(Stored data)
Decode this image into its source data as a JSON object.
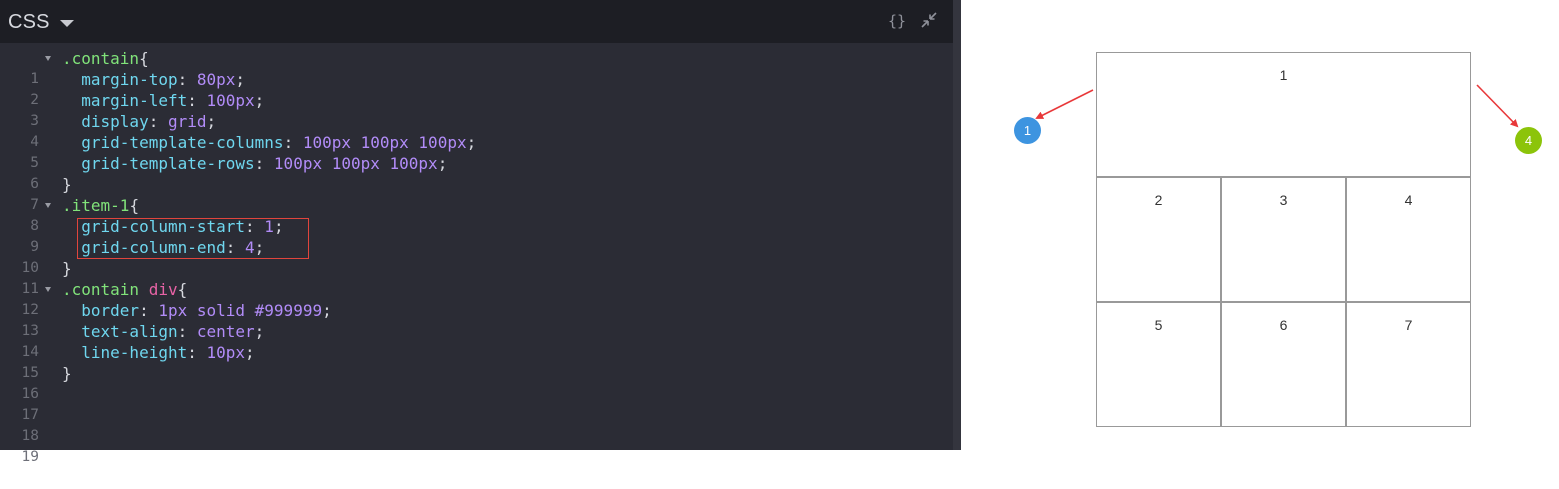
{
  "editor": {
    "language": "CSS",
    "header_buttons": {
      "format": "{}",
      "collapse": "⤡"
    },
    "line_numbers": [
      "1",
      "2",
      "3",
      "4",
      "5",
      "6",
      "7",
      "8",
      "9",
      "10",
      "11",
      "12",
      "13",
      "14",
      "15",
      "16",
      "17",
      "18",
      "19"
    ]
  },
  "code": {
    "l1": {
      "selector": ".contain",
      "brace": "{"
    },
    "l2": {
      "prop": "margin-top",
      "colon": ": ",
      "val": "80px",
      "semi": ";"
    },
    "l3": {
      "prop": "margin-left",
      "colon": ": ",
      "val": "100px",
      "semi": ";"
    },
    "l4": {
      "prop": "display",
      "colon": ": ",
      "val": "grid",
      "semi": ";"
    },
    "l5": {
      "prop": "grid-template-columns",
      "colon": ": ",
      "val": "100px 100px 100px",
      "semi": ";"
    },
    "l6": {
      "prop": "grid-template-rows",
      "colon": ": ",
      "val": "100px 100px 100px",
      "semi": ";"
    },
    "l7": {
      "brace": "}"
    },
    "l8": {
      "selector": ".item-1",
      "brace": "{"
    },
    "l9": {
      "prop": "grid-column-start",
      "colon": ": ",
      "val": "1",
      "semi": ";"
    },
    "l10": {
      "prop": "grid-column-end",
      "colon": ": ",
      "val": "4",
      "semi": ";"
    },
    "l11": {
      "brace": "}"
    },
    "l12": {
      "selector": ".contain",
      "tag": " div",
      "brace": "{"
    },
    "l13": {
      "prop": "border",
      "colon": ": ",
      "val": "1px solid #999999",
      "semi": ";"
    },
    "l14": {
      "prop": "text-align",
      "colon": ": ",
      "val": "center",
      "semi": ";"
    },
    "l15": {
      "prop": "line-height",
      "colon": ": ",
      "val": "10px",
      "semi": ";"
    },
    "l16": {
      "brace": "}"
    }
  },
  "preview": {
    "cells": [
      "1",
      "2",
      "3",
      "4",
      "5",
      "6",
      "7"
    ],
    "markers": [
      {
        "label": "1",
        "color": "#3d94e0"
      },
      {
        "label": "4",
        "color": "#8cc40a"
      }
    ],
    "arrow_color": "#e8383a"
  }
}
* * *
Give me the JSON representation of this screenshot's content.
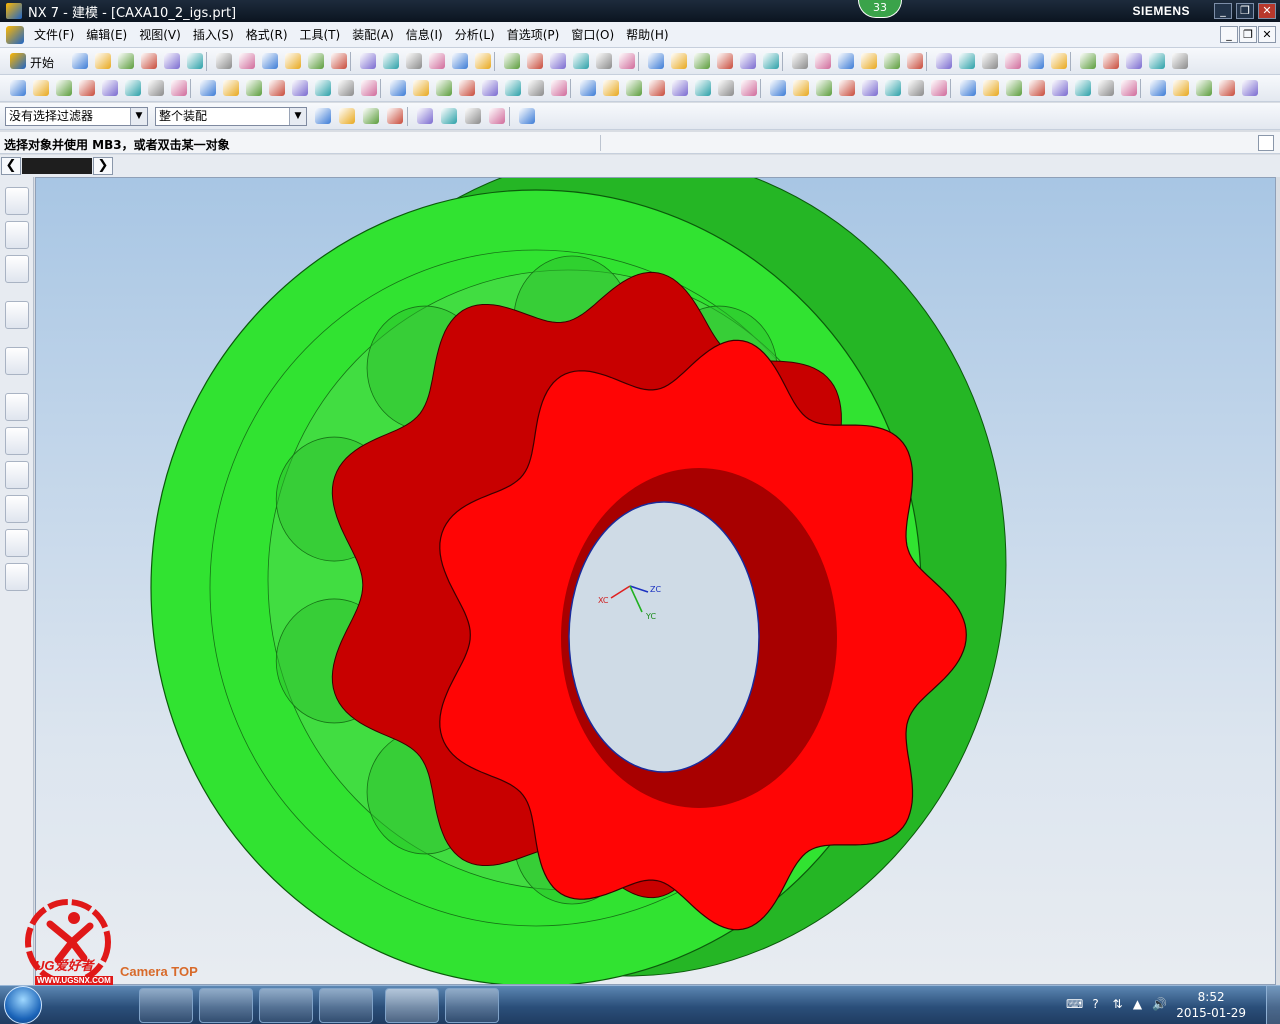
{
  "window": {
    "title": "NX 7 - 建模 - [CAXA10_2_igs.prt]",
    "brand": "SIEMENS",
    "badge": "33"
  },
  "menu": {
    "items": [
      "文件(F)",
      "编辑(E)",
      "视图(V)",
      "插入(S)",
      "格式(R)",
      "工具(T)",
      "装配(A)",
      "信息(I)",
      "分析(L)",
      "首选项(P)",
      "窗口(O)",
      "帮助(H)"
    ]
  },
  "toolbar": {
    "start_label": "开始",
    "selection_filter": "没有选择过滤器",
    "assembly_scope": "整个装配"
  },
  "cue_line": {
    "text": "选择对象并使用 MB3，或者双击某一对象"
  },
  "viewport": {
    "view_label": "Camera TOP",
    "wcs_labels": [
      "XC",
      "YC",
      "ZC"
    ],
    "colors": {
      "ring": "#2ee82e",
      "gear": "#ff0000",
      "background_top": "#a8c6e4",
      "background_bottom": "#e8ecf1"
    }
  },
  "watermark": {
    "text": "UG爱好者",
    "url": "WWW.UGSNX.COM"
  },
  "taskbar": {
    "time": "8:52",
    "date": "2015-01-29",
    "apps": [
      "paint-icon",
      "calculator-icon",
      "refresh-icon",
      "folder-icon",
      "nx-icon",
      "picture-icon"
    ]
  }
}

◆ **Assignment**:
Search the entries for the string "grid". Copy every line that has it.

◆ **Response**:
      "val": "grid",
      "prop": "grid-template-columns",
      "prop": "grid-template-rows",
      "prop": "grid-column-start",
      "prop": "grid-column-end",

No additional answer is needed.